Task objective: Within the listing below, how many lines contain the word "Winner"? Answer with the number only.
**********
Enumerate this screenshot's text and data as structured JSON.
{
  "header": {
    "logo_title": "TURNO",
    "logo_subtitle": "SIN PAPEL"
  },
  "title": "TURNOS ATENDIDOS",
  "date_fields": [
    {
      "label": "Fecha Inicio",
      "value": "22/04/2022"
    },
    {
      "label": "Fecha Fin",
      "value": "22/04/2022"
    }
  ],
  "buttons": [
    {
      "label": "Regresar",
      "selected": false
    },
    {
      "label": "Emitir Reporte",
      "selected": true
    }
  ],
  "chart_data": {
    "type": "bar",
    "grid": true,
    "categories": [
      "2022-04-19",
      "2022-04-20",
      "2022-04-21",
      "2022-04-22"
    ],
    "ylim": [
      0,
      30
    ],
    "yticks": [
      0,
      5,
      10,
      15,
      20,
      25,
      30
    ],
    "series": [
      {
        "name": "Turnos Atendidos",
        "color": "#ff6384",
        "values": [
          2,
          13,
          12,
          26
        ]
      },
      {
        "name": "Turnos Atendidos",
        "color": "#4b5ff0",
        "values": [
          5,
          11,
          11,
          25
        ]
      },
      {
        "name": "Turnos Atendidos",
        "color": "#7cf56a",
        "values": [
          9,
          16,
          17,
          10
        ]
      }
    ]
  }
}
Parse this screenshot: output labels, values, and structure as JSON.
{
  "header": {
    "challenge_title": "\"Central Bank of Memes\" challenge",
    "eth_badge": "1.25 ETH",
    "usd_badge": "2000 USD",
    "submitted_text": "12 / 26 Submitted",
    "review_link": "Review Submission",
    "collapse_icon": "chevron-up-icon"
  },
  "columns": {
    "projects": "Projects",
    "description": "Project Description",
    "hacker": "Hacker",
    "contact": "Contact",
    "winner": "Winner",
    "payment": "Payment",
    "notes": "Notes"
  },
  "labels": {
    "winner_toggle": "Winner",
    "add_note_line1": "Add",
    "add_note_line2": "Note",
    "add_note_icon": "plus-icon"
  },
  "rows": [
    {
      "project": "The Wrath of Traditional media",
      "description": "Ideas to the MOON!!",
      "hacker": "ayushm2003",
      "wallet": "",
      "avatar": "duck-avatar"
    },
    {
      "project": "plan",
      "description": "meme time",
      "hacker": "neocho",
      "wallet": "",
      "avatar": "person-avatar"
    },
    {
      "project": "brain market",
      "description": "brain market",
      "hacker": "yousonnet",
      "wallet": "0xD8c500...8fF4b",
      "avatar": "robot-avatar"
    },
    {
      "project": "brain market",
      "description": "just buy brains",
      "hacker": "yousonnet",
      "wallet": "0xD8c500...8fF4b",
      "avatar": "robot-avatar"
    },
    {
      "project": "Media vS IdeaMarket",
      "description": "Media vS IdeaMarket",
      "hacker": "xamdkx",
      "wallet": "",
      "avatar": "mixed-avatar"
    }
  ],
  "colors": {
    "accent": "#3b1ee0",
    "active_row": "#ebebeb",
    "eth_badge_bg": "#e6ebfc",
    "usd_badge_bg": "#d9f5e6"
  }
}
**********
Answer to this task: 2